A lavish record of an extraordinary collaboration between designer and architect—and the catalyst for the William Morris style.
Red House occupies a singular place in British architectural history: it was the first and only house that was built for designer William Morris, and it was the first independent architectural commission for his friend, Philip Webb. The challenge of furnishing the house inspired Morris and his Pre-Raphaelite friends to found the design firm of Morris & Co., which was the flagship for what was to become the Arts & Crafts movement. Red House captured Morris’ heart. He was only 25 when, in 1858, he married Jane Burden, whose beauty was the inspiration for much of Pre-Raphaelite art. With his young wife, he planned to produce a vision of "earthly paradise" at Red House; however, the idyll was found to be impractical, and Morris left after five years. Because of its illustrious first owner, Red House was never forgotten, and a succession of tenants kept Morris’ spirit alive in the house; in 2003, Red House was acquired for the National Trust.

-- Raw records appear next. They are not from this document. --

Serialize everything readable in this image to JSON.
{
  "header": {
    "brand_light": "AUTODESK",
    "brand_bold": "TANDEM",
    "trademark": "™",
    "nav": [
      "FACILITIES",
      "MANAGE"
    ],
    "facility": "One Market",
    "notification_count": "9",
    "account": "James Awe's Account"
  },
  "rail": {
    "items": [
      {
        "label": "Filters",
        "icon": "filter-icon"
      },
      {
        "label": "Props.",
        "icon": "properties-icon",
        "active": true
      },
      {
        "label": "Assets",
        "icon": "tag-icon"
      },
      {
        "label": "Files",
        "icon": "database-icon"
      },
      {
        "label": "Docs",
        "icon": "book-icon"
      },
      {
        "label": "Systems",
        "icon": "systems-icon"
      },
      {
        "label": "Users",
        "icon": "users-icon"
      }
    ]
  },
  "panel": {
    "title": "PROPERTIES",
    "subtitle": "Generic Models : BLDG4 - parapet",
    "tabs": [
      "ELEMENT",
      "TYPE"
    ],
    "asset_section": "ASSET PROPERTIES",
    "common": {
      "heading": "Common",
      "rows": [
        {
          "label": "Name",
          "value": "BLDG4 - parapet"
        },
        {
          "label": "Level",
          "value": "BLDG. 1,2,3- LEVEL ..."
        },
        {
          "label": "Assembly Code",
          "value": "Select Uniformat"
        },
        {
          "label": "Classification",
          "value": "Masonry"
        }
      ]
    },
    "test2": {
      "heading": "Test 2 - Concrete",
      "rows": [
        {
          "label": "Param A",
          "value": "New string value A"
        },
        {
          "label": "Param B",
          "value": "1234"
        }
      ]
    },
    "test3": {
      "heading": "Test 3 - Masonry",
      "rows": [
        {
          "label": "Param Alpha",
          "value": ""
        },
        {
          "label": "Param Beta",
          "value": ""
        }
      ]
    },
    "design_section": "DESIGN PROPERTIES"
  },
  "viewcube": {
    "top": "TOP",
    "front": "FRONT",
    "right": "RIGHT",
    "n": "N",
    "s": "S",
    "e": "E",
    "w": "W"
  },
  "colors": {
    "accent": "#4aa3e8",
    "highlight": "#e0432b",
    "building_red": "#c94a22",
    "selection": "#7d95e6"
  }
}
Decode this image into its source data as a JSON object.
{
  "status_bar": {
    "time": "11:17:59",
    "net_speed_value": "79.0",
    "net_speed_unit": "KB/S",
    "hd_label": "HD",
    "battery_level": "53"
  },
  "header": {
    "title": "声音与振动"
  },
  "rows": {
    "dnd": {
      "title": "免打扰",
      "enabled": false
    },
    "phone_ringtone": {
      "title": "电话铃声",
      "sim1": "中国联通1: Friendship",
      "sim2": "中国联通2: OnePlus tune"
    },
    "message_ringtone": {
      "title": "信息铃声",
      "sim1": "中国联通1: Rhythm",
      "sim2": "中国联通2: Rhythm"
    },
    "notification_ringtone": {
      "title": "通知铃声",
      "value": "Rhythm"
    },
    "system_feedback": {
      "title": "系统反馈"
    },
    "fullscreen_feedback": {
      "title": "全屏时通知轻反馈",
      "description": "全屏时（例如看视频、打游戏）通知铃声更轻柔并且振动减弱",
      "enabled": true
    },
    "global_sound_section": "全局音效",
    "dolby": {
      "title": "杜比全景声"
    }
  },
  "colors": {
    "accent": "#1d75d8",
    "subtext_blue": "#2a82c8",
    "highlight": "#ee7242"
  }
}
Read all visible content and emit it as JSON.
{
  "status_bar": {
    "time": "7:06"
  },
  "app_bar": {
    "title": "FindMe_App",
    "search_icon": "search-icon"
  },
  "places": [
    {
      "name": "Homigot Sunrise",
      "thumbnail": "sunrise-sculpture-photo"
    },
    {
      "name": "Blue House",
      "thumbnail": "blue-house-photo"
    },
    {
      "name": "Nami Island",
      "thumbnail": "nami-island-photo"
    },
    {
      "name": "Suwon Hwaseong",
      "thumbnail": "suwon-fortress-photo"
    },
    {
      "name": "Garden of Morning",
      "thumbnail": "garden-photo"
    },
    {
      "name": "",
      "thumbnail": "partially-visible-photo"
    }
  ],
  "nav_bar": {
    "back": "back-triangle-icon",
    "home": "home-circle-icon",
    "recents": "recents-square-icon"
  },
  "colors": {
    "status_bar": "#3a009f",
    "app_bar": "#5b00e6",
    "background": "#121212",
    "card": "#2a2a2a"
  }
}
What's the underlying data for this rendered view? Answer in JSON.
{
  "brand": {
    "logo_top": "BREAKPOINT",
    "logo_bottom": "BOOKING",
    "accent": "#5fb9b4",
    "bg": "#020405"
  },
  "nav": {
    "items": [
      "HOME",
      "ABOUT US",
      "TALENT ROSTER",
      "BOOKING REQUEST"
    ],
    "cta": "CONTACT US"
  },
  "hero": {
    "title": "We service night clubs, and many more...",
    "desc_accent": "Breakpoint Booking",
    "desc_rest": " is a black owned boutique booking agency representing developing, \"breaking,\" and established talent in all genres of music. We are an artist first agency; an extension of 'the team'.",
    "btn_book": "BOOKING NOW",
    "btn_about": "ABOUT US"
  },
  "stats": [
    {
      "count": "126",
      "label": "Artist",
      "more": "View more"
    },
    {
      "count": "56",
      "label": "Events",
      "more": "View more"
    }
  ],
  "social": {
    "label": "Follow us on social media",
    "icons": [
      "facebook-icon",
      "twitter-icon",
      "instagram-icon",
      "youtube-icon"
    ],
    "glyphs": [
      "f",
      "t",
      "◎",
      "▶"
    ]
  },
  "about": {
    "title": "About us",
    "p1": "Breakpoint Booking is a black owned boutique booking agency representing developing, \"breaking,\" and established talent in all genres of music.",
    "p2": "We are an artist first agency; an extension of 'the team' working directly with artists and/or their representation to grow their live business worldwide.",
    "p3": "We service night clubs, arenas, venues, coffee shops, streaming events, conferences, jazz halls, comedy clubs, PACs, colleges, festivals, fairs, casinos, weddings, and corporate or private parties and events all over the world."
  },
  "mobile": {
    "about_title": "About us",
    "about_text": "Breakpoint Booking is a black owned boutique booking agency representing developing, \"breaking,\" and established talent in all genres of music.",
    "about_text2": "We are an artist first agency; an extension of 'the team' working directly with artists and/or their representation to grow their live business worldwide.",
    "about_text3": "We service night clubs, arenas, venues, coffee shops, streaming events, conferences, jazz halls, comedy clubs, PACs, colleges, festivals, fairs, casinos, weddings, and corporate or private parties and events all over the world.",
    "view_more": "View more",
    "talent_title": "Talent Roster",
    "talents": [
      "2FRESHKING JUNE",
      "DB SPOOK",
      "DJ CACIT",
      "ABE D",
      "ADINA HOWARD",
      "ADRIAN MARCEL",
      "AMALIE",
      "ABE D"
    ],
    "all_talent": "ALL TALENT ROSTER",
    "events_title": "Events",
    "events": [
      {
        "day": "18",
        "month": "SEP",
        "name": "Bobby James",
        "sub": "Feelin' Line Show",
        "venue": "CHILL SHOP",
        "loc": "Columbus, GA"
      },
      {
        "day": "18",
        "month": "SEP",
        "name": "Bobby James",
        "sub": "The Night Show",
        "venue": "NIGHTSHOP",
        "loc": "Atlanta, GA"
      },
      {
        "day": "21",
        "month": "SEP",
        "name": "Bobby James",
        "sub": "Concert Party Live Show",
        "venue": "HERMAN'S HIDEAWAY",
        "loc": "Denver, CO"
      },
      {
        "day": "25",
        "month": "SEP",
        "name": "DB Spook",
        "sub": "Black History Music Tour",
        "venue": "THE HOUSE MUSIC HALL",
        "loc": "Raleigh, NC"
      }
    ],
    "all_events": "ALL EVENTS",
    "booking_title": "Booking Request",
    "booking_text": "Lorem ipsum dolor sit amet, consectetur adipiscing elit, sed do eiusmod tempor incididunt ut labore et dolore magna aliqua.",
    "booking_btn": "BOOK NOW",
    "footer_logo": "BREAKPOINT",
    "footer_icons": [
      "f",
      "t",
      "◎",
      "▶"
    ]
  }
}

This handsome volume provides both the story of Red House and a "virtual tour" that enables the reader to see how this splendid house looked and functioned when it was inhabited by the celebrated designer.